mind that I got to be at least 35 before I understood how my
reproductive system worked. I wasn't given the information. It's
kind of insane. Even keeping a menstrual chart. For instance, it's
like, woah, everybody sucks, let's consult my calendar - okay,
that's why! Okay, so let me not put it on the rest of the world.
Let me just sit with this awareness. I am feeling now the pain of
creation, the pain of nature, the pain of the universe which is
real and which women are made to feel more deeply on a daily basis
than men. And that's the blessing and the curse of being female.
Let me step back and understand this system from a broader
perspective and not create personal drama out of it.
And you're a mother now. How does your feminism inform
bringing up a daughter in this world?
So I'm raising this girl in a very genderless - not
hyper-gendered - way. The world is thrusting pink clothes in
my direction and I'm going and dying them all black, which makes
the whole family's clothes grey.
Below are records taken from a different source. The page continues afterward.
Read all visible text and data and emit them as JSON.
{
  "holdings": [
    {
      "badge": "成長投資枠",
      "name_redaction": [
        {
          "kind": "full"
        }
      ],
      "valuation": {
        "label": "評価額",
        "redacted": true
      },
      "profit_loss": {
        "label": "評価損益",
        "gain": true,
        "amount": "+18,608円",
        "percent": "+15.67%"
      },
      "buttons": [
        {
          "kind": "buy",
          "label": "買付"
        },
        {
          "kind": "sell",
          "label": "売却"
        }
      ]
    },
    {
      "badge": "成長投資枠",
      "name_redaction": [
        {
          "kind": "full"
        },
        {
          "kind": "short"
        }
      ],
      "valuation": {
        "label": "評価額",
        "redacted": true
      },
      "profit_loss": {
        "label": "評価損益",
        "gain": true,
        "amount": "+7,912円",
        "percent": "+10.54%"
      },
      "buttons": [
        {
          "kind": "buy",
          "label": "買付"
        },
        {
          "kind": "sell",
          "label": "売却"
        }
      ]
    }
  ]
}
Just trying to make herself aware
as a person, as a human, and not being trapped in a box of gender
earlier than need be. And then at three and a half she goes off to
preschool and five seconds later comes home a princess. It's huge!
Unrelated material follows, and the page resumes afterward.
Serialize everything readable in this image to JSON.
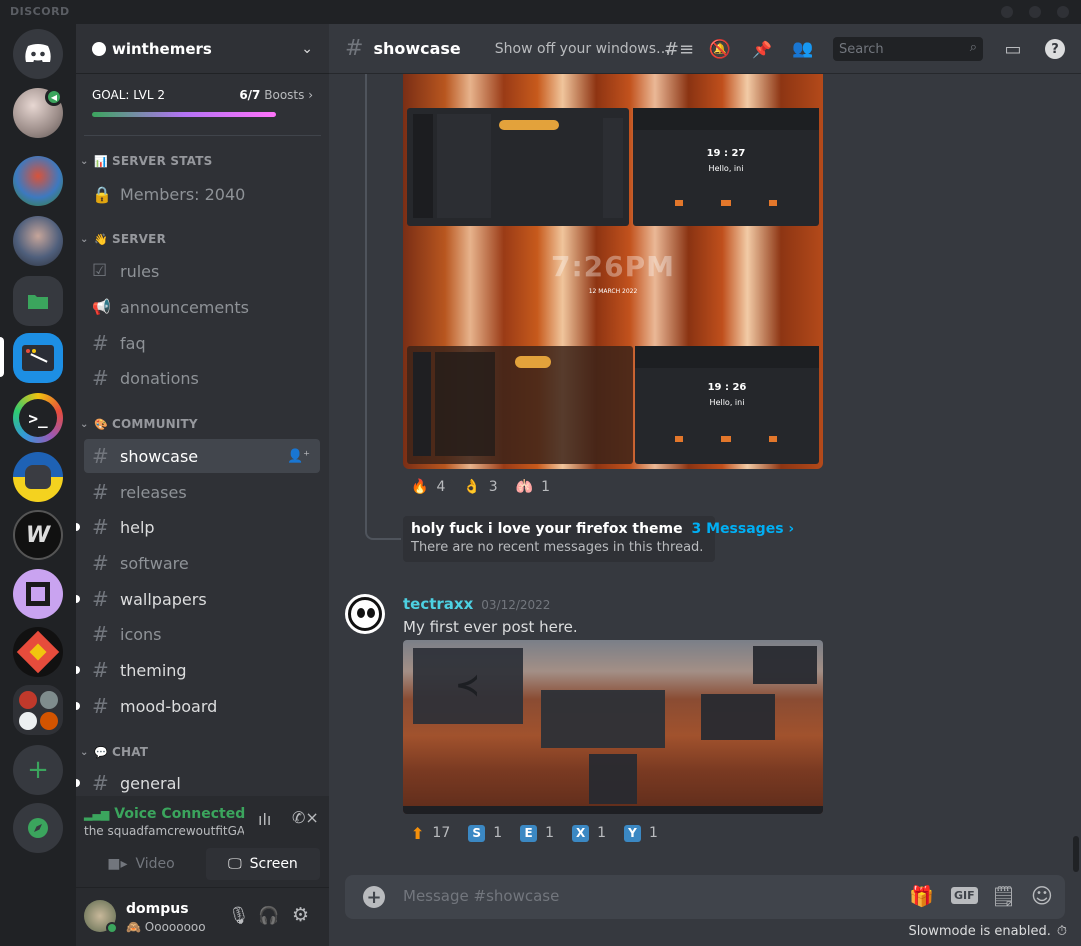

It's deep. And it's encouraged by all the commercial forces. But
like anything it's based in a reality. There's a fundamental
difference in the nature of male and female, and that was really
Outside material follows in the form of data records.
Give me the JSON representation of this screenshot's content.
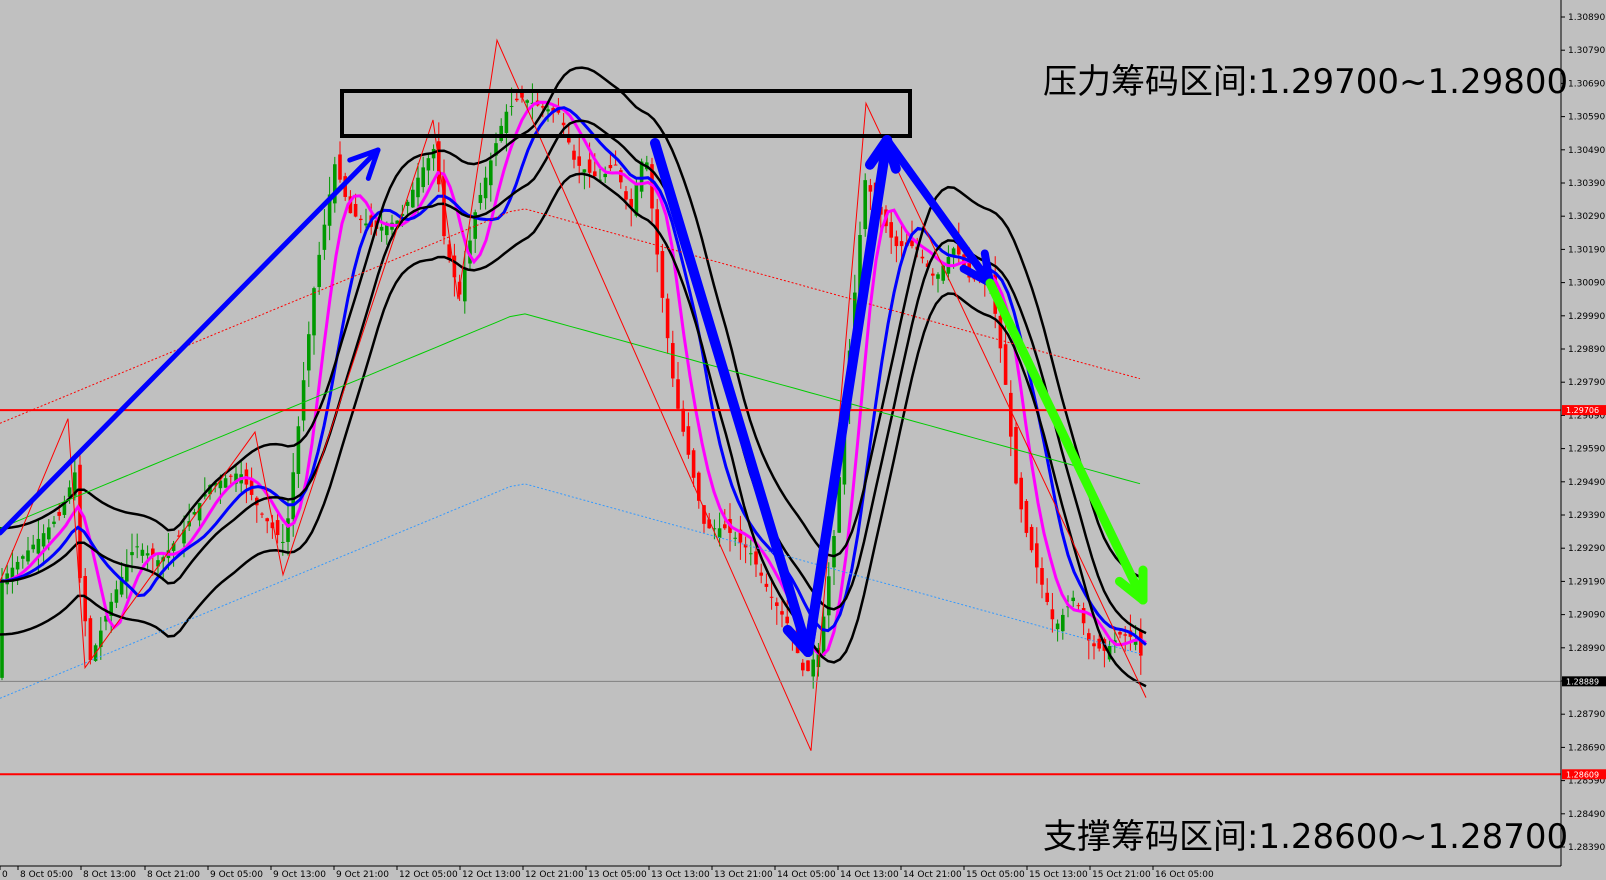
{
  "chart_data": {
    "type": "candlestick",
    "y_axis": {
      "range": [
        1.2835,
        1.3095
      ],
      "tick_labels": [
        "1.30890",
        "1.30790",
        "1.30690",
        "1.30590",
        "1.30490",
        "1.30390",
        "1.30290",
        "1.30190",
        "1.30090",
        "1.29990",
        "1.29890",
        "1.29790",
        "1.29690",
        "1.29590",
        "1.29490",
        "1.29390",
        "1.29290",
        "1.29190",
        "1.29090",
        "1.28990",
        "1.28890",
        "1.28790",
        "1.28690",
        "1.28590",
        "1.28490",
        "1.28390"
      ],
      "tick_values": [
        1.3089,
        1.3079,
        1.3069,
        1.3059,
        1.3049,
        1.3039,
        1.3029,
        1.3019,
        1.3009,
        1.2999,
        1.2989,
        1.2979,
        1.2969,
        1.2959,
        1.2949,
        1.2939,
        1.2929,
        1.2919,
        1.2909,
        1.2899,
        1.2889,
        1.2879,
        1.2869,
        1.2859,
        1.2849,
        1.2839
      ]
    },
    "x_axis": {
      "tick_labels": [
        "0",
        "8 Oct 05:00",
        "8 Oct 13:00",
        "8 Oct 21:00",
        "9 Oct 05:00",
        "9 Oct 13:00",
        "9 Oct 21:00",
        "12 Oct 05:00",
        "12 Oct 13:00",
        "12 Oct 21:00",
        "13 Oct 05:00",
        "13 Oct 13:00",
        "13 Oct 21:00",
        "14 Oct 05:00",
        "14 Oct 13:00",
        "14 Oct 21:00",
        "15 Oct 05:00",
        "15 Oct 13:00",
        "15 Oct 21:00",
        "16 Oct 05:00"
      ]
    },
    "horizontal_levels": [
      {
        "value": 1.29706,
        "label": "1.29706",
        "color": "#ff0000"
      },
      {
        "value": 1.28609,
        "label": "1.28609",
        "color": "#ff0000"
      }
    ],
    "current_price": {
      "value": 1.28889,
      "label": "1.28889"
    },
    "annotations": {
      "resistance": "压力筹码区间:1.29700~1.29800",
      "support": "支撑筹码区间:1.28600~1.28700"
    },
    "colors": {
      "background": "#c0c0c0",
      "bull_candle": "#009900",
      "bear_candle": "#ff0000",
      "bollinger": "#000000",
      "ma_fast": "#ff00ff",
      "ma_slow": "#0000ff",
      "ma_long": "#00cc00",
      "envelope_upper": "#ff0000",
      "envelope_lower": "#3399ff",
      "arrow_main": "#0000ff",
      "arrow_down": "#33ff00",
      "level_line": "#ff0000",
      "box": "#000000"
    }
  }
}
reinforced by my kid. Very early on she was interested in gender -
she talked about it from the age of three, and she's now almost
five. She started with, "So mommy, you're a girl. And daddy is a
boy." And she'll go through her whole preschool class, and she'll
get to her classmates and say, "And Kayla is a girl and Christian
is a boy, but Josephine is both." Yeah, kids know everything they
need to know before it gets socialized out of them. That gender is
important, that it has to do with your essential nature, and that
it is also fluid. That is, I embody male and female, you embody
male and female, and there are different balances, and you can
change and evolve. And it's so interesting to me the way she has
just been very interested in that for years, and never once has she
brought up colour to me. Never once was there a talk of this person
is black and this person is white. I think she's aware as a very
intuitive naturally thinking human that that is not where your
fundamental nature lies. It's cool being a mom!
And what's next?
I'm going to get back on my touring horse this year. I've been
working as little as possible for as long as possible, but I've got
a new record and bills to pay! So more travelling, and
collaborating with some new musicians in New Orleans.
Oh and one more thing I forgot! I'm painting again! When I was
young I used to love to make art, visual art, and it's very nice to
get back in touch with the atrophy side of my creativity.
Touring must be tough with a young
It is hard. For the first three and a half years I brought my
daughter with me on tour. And that was wonderful and strenuous, but
now she's in school so I leave her behind. And that's hard in a
whole new way. I used to joke - but not fully joking - when people
asked me if I wanted kids some day; I'd say "Yeah, I think I'll
make a great dad some day." And now, careful what you wish for,
because that's sort of what I am! I come and go, I'm the
breadwinner of the family. And it's put a distance between me and
my family. And it's hard for her to say goodbye to her mom for a
week or two. And it's been an emotional ride, this coming and
going, for both of us. So it's a balance.
Which Side Are You On is available now
Visit Ani's site to order a copy here